BEGIN RECORDS FOR THIS EXERCISE

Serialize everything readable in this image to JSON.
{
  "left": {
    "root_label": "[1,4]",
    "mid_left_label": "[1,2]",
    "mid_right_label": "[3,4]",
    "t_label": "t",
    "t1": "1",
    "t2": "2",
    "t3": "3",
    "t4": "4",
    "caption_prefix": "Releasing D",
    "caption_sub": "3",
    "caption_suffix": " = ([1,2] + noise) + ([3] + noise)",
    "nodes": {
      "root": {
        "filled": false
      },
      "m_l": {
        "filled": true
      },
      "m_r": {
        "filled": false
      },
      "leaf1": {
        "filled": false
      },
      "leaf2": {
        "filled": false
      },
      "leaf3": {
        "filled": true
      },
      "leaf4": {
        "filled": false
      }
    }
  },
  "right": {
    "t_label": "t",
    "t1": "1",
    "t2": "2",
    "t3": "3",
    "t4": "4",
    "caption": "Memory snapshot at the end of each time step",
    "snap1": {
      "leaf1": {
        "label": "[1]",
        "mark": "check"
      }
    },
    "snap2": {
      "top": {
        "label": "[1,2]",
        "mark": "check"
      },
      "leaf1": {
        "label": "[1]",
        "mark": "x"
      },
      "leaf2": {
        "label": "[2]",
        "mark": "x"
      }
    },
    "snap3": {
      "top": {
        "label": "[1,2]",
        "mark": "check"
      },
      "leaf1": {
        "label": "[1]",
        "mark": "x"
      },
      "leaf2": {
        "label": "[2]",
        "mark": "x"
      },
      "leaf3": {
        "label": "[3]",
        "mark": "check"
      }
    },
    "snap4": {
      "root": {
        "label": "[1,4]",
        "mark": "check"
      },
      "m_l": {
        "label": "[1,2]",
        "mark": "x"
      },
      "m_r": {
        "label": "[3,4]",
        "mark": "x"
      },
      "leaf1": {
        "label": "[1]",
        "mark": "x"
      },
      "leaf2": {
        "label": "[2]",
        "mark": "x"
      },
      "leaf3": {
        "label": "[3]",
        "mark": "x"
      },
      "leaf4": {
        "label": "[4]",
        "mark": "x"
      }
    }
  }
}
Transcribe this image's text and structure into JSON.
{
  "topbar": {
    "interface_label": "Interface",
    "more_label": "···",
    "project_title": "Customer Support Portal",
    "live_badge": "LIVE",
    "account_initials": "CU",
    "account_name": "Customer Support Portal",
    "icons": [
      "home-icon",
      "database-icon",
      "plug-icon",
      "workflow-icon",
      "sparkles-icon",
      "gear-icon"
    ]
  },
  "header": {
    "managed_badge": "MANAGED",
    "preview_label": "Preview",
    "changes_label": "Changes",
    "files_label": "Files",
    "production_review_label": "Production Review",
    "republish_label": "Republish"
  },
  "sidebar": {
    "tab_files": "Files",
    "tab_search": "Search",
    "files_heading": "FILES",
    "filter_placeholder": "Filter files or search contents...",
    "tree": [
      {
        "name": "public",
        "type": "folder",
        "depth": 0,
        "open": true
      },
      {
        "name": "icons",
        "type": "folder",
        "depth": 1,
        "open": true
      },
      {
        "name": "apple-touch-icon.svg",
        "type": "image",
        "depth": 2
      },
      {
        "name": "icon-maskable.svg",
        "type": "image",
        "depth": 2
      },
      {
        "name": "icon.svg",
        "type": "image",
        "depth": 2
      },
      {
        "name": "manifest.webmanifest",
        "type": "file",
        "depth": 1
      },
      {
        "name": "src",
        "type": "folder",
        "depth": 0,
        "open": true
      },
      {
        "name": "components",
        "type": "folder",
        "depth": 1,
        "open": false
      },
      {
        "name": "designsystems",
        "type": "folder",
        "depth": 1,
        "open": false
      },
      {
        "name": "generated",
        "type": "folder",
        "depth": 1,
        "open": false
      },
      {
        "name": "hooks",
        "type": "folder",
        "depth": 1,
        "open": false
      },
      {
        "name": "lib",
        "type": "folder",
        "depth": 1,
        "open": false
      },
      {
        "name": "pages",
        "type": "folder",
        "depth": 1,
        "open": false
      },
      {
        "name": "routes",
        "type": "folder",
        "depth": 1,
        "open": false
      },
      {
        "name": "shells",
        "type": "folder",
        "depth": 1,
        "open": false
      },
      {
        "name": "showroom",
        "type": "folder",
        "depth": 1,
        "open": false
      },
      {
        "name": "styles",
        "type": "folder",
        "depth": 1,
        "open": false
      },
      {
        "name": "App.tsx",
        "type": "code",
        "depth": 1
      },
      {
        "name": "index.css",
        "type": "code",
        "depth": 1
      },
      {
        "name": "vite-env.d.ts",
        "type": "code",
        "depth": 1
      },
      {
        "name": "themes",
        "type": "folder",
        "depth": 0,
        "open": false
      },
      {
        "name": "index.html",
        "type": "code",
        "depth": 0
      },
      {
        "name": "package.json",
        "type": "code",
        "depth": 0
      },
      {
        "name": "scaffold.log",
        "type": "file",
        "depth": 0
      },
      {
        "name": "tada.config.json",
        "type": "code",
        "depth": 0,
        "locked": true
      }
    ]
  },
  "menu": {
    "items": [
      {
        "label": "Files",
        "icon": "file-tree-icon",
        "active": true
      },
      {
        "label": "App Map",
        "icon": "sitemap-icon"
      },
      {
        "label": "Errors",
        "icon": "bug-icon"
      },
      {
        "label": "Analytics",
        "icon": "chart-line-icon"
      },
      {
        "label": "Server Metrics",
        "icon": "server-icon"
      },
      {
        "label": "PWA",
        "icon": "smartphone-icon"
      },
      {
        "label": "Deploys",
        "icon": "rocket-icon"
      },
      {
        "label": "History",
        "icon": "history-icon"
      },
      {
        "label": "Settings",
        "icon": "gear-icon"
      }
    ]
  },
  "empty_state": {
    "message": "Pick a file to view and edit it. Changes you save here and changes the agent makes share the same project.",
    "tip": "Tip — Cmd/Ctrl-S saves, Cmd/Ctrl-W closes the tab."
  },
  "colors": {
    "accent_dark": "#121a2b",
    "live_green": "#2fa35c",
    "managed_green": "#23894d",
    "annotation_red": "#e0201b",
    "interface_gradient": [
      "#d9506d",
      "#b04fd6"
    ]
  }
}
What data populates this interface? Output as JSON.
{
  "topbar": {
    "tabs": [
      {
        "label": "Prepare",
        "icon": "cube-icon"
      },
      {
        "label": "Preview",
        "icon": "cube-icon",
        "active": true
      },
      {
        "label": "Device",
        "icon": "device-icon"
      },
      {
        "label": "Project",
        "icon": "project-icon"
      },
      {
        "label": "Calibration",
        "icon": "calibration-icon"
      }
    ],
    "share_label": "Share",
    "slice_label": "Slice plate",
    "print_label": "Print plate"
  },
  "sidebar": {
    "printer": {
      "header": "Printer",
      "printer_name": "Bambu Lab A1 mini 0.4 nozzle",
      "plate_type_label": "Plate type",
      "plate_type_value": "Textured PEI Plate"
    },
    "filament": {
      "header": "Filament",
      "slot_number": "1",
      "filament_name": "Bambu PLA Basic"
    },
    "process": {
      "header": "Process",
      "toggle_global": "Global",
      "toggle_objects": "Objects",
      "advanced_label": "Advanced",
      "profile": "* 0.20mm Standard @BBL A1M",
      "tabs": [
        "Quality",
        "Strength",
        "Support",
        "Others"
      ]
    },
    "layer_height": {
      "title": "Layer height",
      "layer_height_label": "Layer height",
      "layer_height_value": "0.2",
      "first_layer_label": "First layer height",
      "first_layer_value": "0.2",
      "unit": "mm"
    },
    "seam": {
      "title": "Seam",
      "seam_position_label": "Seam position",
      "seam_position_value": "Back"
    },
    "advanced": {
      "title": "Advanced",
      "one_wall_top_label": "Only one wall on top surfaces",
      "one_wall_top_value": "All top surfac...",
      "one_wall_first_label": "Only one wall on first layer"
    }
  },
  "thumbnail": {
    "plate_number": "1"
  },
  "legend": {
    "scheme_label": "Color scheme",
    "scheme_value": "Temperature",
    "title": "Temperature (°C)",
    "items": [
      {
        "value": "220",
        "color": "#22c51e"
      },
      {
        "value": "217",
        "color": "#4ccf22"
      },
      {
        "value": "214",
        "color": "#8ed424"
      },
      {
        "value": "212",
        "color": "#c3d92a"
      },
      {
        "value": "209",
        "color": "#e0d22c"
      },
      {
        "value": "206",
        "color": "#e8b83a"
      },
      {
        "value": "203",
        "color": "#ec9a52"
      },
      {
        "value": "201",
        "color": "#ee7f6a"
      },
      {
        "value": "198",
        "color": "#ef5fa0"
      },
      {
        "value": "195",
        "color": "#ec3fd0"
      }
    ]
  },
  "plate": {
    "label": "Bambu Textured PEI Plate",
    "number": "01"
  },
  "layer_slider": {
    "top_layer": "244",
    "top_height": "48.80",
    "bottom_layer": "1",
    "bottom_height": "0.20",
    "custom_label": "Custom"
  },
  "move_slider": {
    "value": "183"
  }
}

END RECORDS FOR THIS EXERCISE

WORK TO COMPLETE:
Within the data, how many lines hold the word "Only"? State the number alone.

RESPONSE:
2